#### Entries supplied:
------------------------------------------------------------------------
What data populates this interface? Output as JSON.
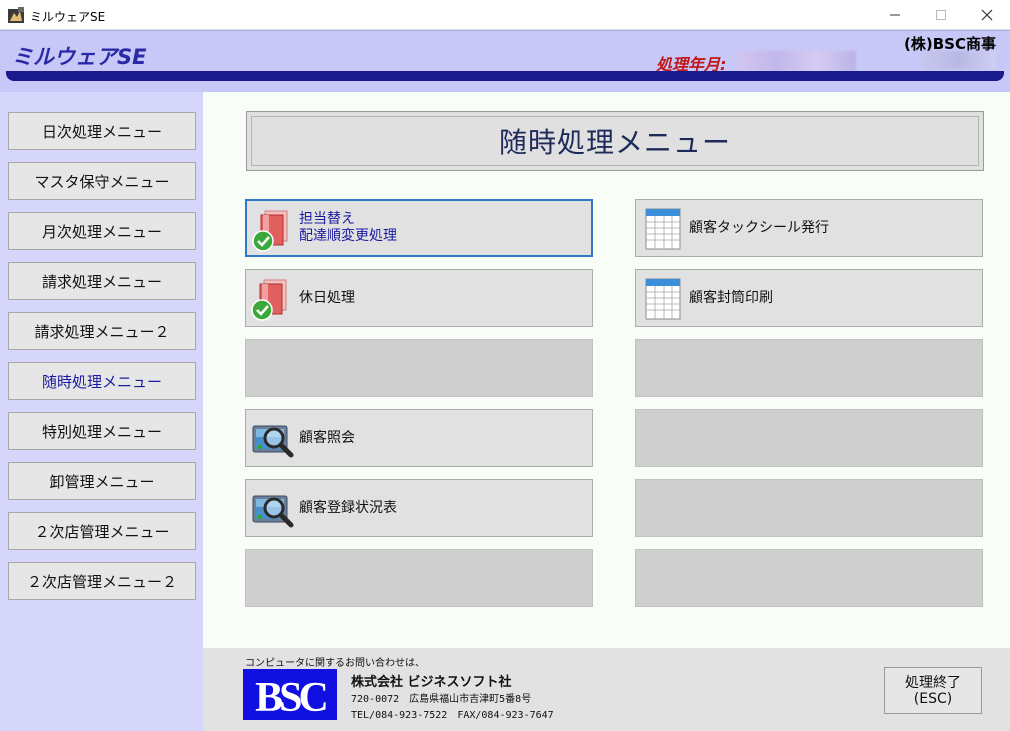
{
  "window": {
    "title": "ミルウェアSE"
  },
  "header": {
    "brand": "ミルウェアSE",
    "period_label": "処理年月:",
    "company": "(株)BSC商事"
  },
  "sidebar": {
    "items": [
      {
        "label": "日次処理メニュー"
      },
      {
        "label": "マスタ保守メニュー"
      },
      {
        "label": "月次処理メニュー"
      },
      {
        "label": "請求処理メニュー"
      },
      {
        "label": "請求処理メニュー２"
      },
      {
        "label": "随時処理メニュー",
        "active": true
      },
      {
        "label": "特別処理メニュー"
      },
      {
        "label": "卸管理メニュー"
      },
      {
        "label": "２次店管理メニュー"
      },
      {
        "label": "２次店管理メニュー２"
      }
    ]
  },
  "main": {
    "title": "随時処理メニュー",
    "left_buttons": [
      {
        "line1": "担当替え",
        "line2": "配達順変更処理",
        "icon": "document-check-icon"
      },
      {
        "line1": "休日処理",
        "line2": "",
        "icon": "document-check-icon"
      },
      {
        "line1": "",
        "line2": "",
        "icon": ""
      },
      {
        "line1": "顧客照会",
        "line2": "",
        "icon": "magnifier-screen-icon"
      },
      {
        "line1": "顧客登録状況表",
        "line2": "",
        "icon": "magnifier-screen-icon"
      },
      {
        "line1": "",
        "line2": "",
        "icon": ""
      }
    ],
    "right_buttons": [
      {
        "line1": "顧客タックシール発行",
        "icon": "spreadsheet-icon"
      },
      {
        "line1": "顧客封筒印刷",
        "icon": "spreadsheet-icon"
      },
      {
        "line1": "",
        "icon": ""
      },
      {
        "line1": "",
        "icon": ""
      },
      {
        "line1": "",
        "icon": ""
      },
      {
        "line1": "",
        "icon": ""
      }
    ]
  },
  "footer": {
    "contact": "コンピュータに関するお問い合わせは、",
    "logo": "BSC",
    "corp_name": "株式会社 ビジネスソフト社",
    "address": "720-0072　広島県福山市吉津町5番8号",
    "tel": "TEL/084-923-7522　FAX/084-923-7647",
    "exit_line1": "処理終了",
    "exit_line2": "(ESC)"
  },
  "colors": {
    "header_bg": "#c8c8f8",
    "stripe": "#1a1a8c",
    "sidebar_bg": "#d6d6fa",
    "brand_text": "#2a2aa6",
    "period_text": "#c01818",
    "logo_bg": "#1010e0"
  }
}
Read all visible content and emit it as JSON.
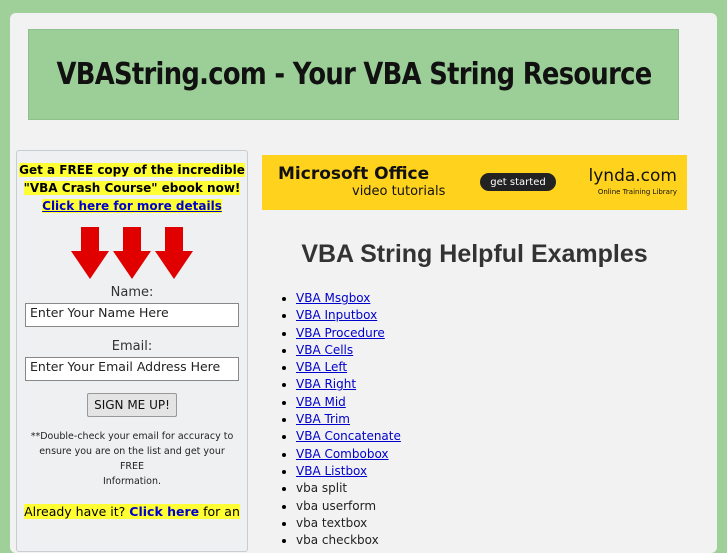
{
  "header": {
    "title": "VBAString.com - Your VBA String Resource"
  },
  "sidebar": {
    "promo_line1": "Get a FREE copy of the incredible",
    "promo_line2": "\"VBA Crash Course\" ebook now!",
    "promo_link": "Click here for more details",
    "name_label": "Name:",
    "name_value": "Enter Your Name Here",
    "email_label": "Email:",
    "email_value": "Enter Your Email Address Here",
    "signup_label": "SIGN ME UP!",
    "note_line1": "**Double-check your email for accuracy to",
    "note_line2": "ensure you are on the list and get your FREE",
    "note_line3": "Information.",
    "already_prefix": "Already have it?",
    "already_link": "Click here",
    "already_suffix": "for an"
  },
  "ad": {
    "title": "Microsoft Office",
    "subtitle": "video tutorials",
    "button": "get started",
    "brand": "lynda.com",
    "tagline": "Online Training Library"
  },
  "main": {
    "heading": "VBA String Helpful Examples",
    "links": [
      "VBA Msgbox",
      "VBA Inputbox",
      "VBA Procedure",
      "VBA Cells",
      "VBA Left",
      "VBA Right",
      "VBA Mid",
      "VBA Trim",
      "VBA Concatenate",
      "VBA Combobox",
      "VBA Listbox"
    ],
    "plain": [
      "vba split",
      "vba userform",
      "vba textbox",
      "vba checkbox"
    ]
  },
  "colors": {
    "background": "#a0d09a",
    "banner": "#9ccf98",
    "ad": "#ffd21e",
    "highlight": "#ffff33",
    "arrow": "#e00000"
  }
}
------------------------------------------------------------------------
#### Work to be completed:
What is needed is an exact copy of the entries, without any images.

#### Exercise answer:
What data populates this interface? Output as JSON.
{
  "window": {
    "title": "ミルウェアSE"
  },
  "header": {
    "brand": "ミルウェアSE",
    "period_label": "処理年月:",
    "company": "(株)BSC商事"
  },
  "sidebar": {
    "items": [
      {
        "label": "日次処理メニュー"
      },
      {
        "label": "マスタ保守メニュー"
      },
      {
        "label": "月次処理メニュー"
      },
      {
        "label": "請求処理メニュー"
      },
      {
        "label": "請求処理メニュー２"
      },
      {
        "label": "随時処理メニュー",
        "active": true
      },
      {
        "label": "特別処理メニュー"
      },
      {
        "label": "卸管理メニュー"
      },
      {
        "label": "２次店管理メニュー"
      },
      {
        "label": "２次店管理メニュー２"
      }
    ]
  },
  "main": {
    "title": "随時処理メニュー",
    "left_buttons": [
      {
        "line1": "担当替え",
        "line2": "配達順変更処理",
        "icon": "document-check-icon"
      },
      {
        "line1": "休日処理",
        "line2": "",
        "icon": "document-check-icon"
      },
      {
        "line1": "",
        "line2": "",
        "icon": ""
      },
      {
        "line1": "顧客照会",
        "line2": "",
        "icon": "magnifier-screen-icon"
      },
      {
        "line1": "顧客登録状況表",
        "line2": "",
        "icon": "magnifier-screen-icon"
      },
      {
        "line1": "",
        "line2": "",
        "icon": ""
      }
    ],
    "right_buttons": [
      {
        "line1": "顧客タックシール発行",
        "icon": "spreadsheet-icon"
      },
      {
        "line1": "顧客封筒印刷",
        "icon": "spreadsheet-icon"
      },
      {
        "line1": "",
        "icon": ""
      },
      {
        "line1": "",
        "icon": ""
      },
      {
        "line1": "",
        "icon": ""
      },
      {
        "line1": "",
        "icon": ""
      }
    ]
  },
  "footer": {
    "contact": "コンピュータに関するお問い合わせは、",
    "logo": "BSC",
    "corp_name": "株式会社 ビジネスソフト社",
    "address": "720-0072　広島県福山市吉津町5番8号",
    "tel": "TEL/084-923-7522　FAX/084-923-7647",
    "exit_line1": "処理終了",
    "exit_line2": "(ESC)"
  },
  "colors": {
    "header_bg": "#c8c8f8",
    "stripe": "#1a1a8c",
    "sidebar_bg": "#d6d6fa",
    "brand_text": "#2a2aa6",
    "period_text": "#c01818",
    "logo_bg": "#1010e0"
  }
}
Read all visible content and emit it as JSON.
{
  "header": {
    "title": "VBAString.com - Your VBA String Resource"
  },
  "sidebar": {
    "promo_line1": "Get a FREE copy of the incredible",
    "promo_line2": "\"VBA Crash Course\" ebook now!",
    "promo_link": "Click here for more details",
    "name_label": "Name:",
    "name_value": "Enter Your Name Here",
    "email_label": "Email:",
    "email_value": "Enter Your Email Address Here",
    "signup_label": "SIGN ME UP!",
    "note_line1": "**Double-check your email for accuracy to",
    "note_line2": "ensure you are on the list and get your FREE",
    "note_line3": "Information.",
    "already_prefix": "Already have it?",
    "already_link": "Click here",
    "already_suffix": "for an"
  },
  "ad": {
    "title": "Microsoft Office",
    "subtitle": "video tutorials",
    "button": "get started",
    "brand": "lynda.com",
    "tagline": "Online Training Library"
  },
  "main": {
    "heading": "VBA String Helpful Examples",
    "links": [
      "VBA Msgbox",
      "VBA Inputbox",
      "VBA Procedure",
      "VBA Cells",
      "VBA Left",
      "VBA Right",
      "VBA Mid",
      "VBA Trim",
      "VBA Concatenate",
      "VBA Combobox",
      "VBA Listbox"
    ],
    "plain": [
      "vba split",
      "vba userform",
      "vba textbox",
      "vba checkbox"
    ]
  },
  "colors": {
    "background": "#a0d09a",
    "banner": "#9ccf98",
    "ad": "#ffd21e",
    "highlight": "#ffff33",
    "arrow": "#e00000"
  }
}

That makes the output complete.